• Exercise prompt
Each entry below is to be copied verbatim.

[App and web page records]
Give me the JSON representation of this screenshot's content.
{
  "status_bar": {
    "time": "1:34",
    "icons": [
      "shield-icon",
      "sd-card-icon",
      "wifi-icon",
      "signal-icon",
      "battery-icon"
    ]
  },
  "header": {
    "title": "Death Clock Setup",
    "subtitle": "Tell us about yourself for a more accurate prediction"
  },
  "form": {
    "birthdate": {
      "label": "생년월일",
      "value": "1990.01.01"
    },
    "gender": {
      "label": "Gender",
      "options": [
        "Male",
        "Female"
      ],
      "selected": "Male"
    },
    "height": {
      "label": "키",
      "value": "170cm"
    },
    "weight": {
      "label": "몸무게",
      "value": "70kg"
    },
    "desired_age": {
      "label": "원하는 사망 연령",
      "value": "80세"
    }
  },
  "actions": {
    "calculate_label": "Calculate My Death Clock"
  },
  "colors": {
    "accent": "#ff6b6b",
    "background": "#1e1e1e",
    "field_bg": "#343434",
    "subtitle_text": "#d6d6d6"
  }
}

• Reply to the task
Give me the JSON representation of this screenshot's content.
{
  "status_bar": {
    "time": "1:34",
    "icons": [
      "shield-icon",
      "sd-card-icon",
      "wifi-icon",
      "signal-icon",
      "battery-icon"
    ]
  },
  "header": {
    "title": "Death Clock Setup",
    "subtitle": "Tell us about yourself for a more accurate prediction"
  },
  "form": {
    "birthdate": {
      "label": "생년월일",
      "value": "1990.01.01"
    },
    "gender": {
      "label": "Gender",
      "options": [
        "Male",
        "Female"
      ],
      "selected": "Male"
    },
    "height": {
      "label": "키",
      "value": "170cm"
    },
    "weight": {
      "label": "몸무게",
      "value": "70kg"
    },
    "desired_age": {
      "label": "원하는 사망 연령",
      "value": "80세"
    }
  },
  "actions": {
    "calculate_label": "Calculate My Death Clock"
  },
  "colors": {
    "accent": "#ff6b6b",
    "background": "#1e1e1e",
    "field_bg": "#343434",
    "subtitle_text": "#d6d6d6"
  }
}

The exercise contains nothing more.